First, mark up the melamine board for the parts.

The usual cutting of those parts out (yes, I have quite a bit of left over material - I could build a slightly larger sled, or [again] a sled for possibly cutting some custom grooves on the router) went pretty quietly.

With parts cut out, it was time to install the UHMW (again, slicker than HDPE, and the stuff I ordered came pre-drilled).  Note that in my case, my table saw miter slots are NOT 3/4", so I had to use the table saw to trim the width down - and that was a bit harrowing because the blade wanted to grab that material BADLY and throw it at me.  Please take note of your own table saw slot dimensions!

The first bar went on relatively straight forward.  I used a 90-degree square (a carpenters square will work, too - pretty much anything that will get you close) and simply attached it to the bottom.  It didn't have to be on the table saw to get it set into the right position.  I actually set it on the left side when looking at the bottom, about an inch away from the side.  This would become the right side of the jig when flipped over.

The second bar was where I was a little more careful.  It needed to be parallel with the first (the board itself did not need to be exactly perpendicular).  I used some super glue (it won't stick very well to melamine, so be gentle until it's screwed on).  With the UHMW set properly in the left miter slot on the saw, and some super glue/cyanoacrylate set on top, I dropped the previously-attached board and miter into the other slot, and slowly dropped the board onto this new one.  Give it a minute to set up.  It should hold just long enough to pull the board and the two miter bars out, flip it over, and screw the second bar down.

Now is when we get a LITTLE more careful with getting everything square.

Raise the saw blade on your table saw to be just above the top of the melamine board when it is in the slots properly.  Yes, we're going to cut into it (not all the way through, yet).  Start the table saw, and feed your sled base into the blade until we have the top being cut by 1/4".  We will then back the sled base out, and set it to the top and pull back to do the same for the other side of the board.  In this case, we want to cut 1" on the top surface of the sled base (1/4" more than our melamine material that will be used for the sides of the sled).

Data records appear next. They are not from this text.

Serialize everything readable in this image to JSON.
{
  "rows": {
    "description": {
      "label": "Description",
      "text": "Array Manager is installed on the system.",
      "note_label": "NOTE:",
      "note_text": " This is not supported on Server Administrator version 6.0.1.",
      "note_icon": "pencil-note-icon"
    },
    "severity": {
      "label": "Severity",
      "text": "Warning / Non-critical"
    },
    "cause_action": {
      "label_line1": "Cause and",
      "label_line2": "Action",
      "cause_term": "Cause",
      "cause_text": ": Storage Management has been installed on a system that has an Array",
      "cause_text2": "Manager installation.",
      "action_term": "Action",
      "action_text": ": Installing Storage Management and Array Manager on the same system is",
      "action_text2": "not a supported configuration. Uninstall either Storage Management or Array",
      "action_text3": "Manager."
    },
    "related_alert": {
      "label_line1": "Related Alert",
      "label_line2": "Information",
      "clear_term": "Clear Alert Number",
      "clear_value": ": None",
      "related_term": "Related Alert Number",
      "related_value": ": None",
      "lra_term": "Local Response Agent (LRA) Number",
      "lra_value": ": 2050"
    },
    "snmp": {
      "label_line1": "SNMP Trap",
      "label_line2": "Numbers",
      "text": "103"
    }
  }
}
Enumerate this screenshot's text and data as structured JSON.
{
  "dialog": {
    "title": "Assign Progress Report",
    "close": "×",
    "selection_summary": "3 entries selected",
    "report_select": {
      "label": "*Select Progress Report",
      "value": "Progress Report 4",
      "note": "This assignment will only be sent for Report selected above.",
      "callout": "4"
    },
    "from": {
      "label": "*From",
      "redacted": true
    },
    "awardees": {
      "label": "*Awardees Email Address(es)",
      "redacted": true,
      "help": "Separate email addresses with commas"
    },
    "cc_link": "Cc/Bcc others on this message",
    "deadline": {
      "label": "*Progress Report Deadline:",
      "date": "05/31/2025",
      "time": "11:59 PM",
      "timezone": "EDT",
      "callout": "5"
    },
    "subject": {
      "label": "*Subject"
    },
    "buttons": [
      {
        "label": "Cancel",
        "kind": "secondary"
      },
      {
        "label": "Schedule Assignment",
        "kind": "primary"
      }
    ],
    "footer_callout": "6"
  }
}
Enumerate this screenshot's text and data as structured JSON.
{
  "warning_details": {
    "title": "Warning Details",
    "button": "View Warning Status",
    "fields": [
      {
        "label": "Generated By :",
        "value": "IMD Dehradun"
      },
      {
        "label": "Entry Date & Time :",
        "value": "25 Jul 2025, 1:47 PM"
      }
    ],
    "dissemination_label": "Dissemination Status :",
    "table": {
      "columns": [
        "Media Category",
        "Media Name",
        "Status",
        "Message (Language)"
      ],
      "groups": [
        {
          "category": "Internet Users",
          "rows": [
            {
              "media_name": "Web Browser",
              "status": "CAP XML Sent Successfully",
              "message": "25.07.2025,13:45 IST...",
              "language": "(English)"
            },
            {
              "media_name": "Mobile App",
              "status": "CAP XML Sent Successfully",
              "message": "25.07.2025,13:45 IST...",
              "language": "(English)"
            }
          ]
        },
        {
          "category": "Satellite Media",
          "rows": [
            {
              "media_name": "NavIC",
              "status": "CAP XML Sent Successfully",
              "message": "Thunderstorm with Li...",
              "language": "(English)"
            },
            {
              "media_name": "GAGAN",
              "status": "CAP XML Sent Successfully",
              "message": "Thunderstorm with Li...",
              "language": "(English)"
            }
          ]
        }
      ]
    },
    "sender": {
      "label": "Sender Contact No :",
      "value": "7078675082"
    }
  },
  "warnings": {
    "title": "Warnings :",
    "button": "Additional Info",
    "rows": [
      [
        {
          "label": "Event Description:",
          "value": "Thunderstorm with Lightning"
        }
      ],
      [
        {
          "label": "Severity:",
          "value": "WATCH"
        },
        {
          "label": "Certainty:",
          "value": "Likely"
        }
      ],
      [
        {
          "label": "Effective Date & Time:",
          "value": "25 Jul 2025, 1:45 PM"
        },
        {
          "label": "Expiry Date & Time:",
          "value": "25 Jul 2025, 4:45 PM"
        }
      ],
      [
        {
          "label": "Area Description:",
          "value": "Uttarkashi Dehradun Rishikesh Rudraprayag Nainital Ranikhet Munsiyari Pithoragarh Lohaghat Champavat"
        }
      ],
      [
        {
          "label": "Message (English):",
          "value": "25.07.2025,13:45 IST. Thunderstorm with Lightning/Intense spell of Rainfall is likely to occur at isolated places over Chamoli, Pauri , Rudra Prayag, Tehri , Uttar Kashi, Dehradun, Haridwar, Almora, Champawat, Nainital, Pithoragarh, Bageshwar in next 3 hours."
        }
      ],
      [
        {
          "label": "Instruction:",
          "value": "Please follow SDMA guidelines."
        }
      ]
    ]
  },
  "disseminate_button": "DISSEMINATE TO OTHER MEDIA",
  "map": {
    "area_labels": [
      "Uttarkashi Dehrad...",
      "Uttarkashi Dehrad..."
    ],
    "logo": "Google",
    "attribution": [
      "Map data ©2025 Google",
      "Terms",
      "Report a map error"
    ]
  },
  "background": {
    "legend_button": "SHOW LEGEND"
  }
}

Now, drill all the holes to hold the fences/sides, and countersink for the screws.  Use a square to make sure the fence/side is at 90-degrees, and then put the first screw in (pick the hole farthest away from the cuts on the sled base - it will be less finicky on the next step).

Now, use a right angle (I used a drafting triangle) to square up the fence to the two marks from the saw blade.  If you are going to use this as a reference for your parts, make sure this is accurate.

Clamp that fence into final position.  I used a 90-degree clamp I'd made for my tool chest drawers, just to make sure.  Then, flip it, and drive the screws into position for the first side/fence.

The second is a little easier.  Find a length of material that will set between them.  Square the fence up to the sled base, and drive one screw.  Move your material height block to the other end, square it, and drive that screw.  Now you can drive the screws in that will hold those sides/fences in position.  Make sure you have at least two screws on each fence/side ON EACH side of where the cut marks are to ensure it is secured.  I ended up with 6 screws on each fence to attach the sides/fences to the sled base.

Flip the sled, and install your t-track slot onto the tops of the fences.  Now, raise the saw to where you will likely have it (I raised it about a half inch above the sled base), and make one final cut through the entire base.

You can use those fences to cut a perpendicular groove with a 3/4" straight flute router bit (parallel to your sides) for the hold down clamps.  Rockler has this going parallel to the saw cut, I have two of them perpendicular so I have a little more range.

Then you can install the final bits of t-track onto the sled base.

Now, with potential hardware installed, you have a very solid, manipulable jig to hold small parts on.  The angle block can use the t-track hold down to give me a 90-degree surface for clamping, too, so I am very versatile with this little jig.